All shops allowed to open
Restaurants and pub gardens will be allowed to serve customers sitting outdoors, including alcohol
Gyms and spas can reopen for individuals and households
Hairdressers, beauty salons and other “close contact services” can reopen
UK “staycations” away from home permitted, with self-contained accommodation able to reopen for use by members of the same household
Children allowed to attend indoor play activities, with up to 15 parents or guardians allowed to join them
Zoos, theme parks and drive-in cinemas can reopen
Libraries and community centres can reopen
Weddings attended by up to 15 people can take place
How the UK’s four nations are planning to exit lockdown
No earlier than May 17:
People can meet in groups of up to 30 outdoors
Six people or two households can meet indoors
Up to 30 people can meet to celebrate weddings or other life events, like christenings
Remaining outdoor entertainment, such as outdoor theatres and cinemas can open
Indoor entertainment such as museums, theatres, cinemas and children’s play areas can open
Performances and large events will be subject to limits though. For indoor events they can be at half capacity or 1,000 people, and outdoors they can be at half capacity or 4,000 people – whichever is lower. For large venues (at least 40,000 capacity) up to 10,000 will be allowed to attend
Hotels, hostels and B&Bs can reopen to household groups
International travel will resume no earlier than 17 May
Adult indoor group sports and exercise classes can start up again
No earlier than June 21:
All legal limits on social contact will be removed
No legal limits on the number of people who can attend weddings, funerals and other life events. From April, the government will run pilots for events such as large weddings, festivals and work conferences. This will help to determine how measures such as enhanced testing might allow large groups to attend without social distancing
Nightclubs will be allowed to reopen
What are these based on?
Each stage will be a minimum of five weeks apart.

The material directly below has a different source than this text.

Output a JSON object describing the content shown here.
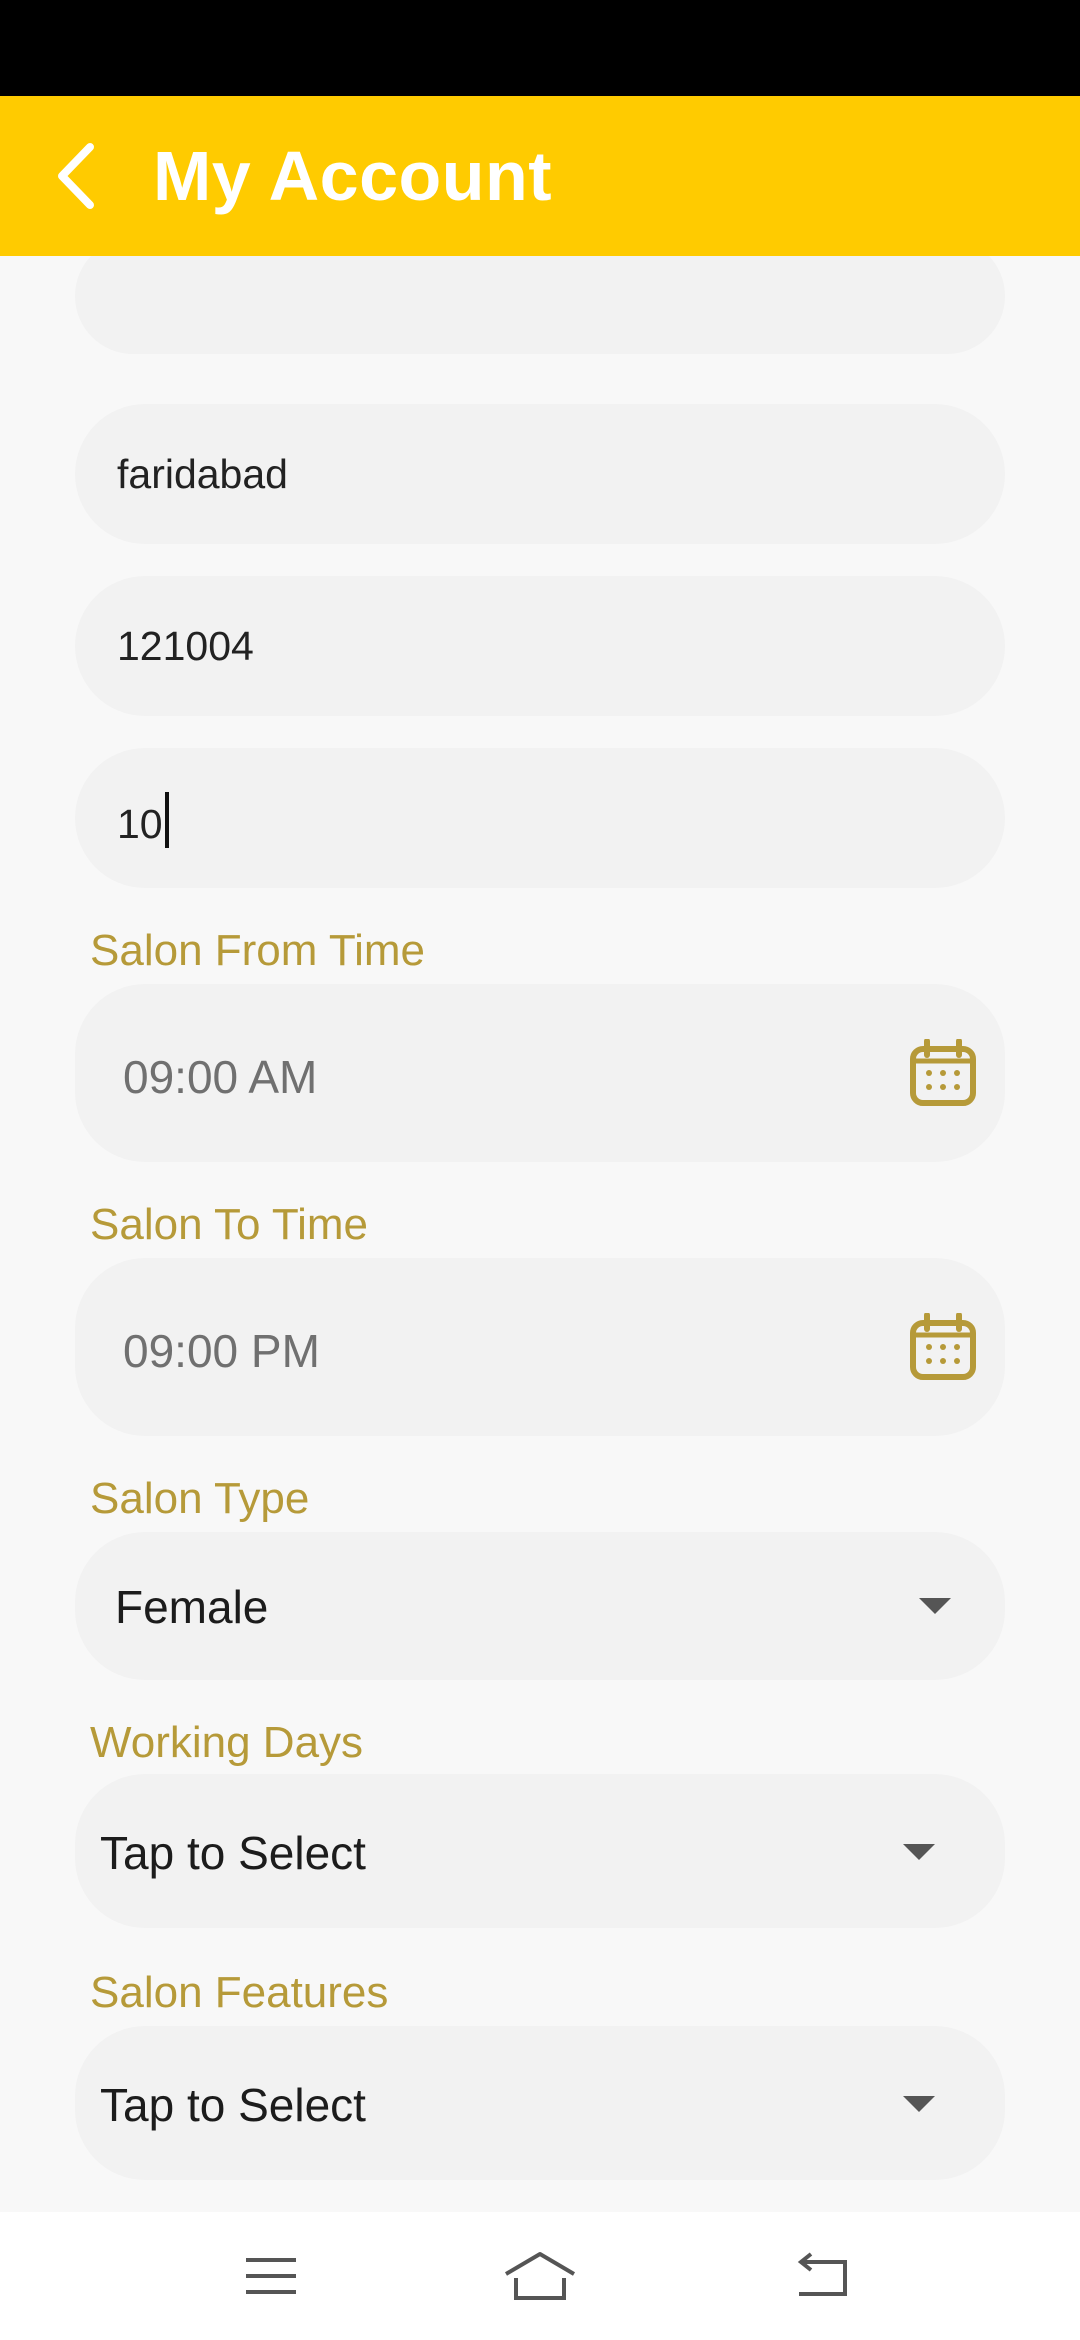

Four conditions must be met at each stage before proceeding to the next one:
The coronavirus vaccine programme continues to go to plan
Vaccines are sufficiently reducing the number of people dying with the virus or needing hospital treatment
Infection rates do not risk a surge in hospital admissions
New coronavirus variants do not fundamentally change the risk of lifting restrictions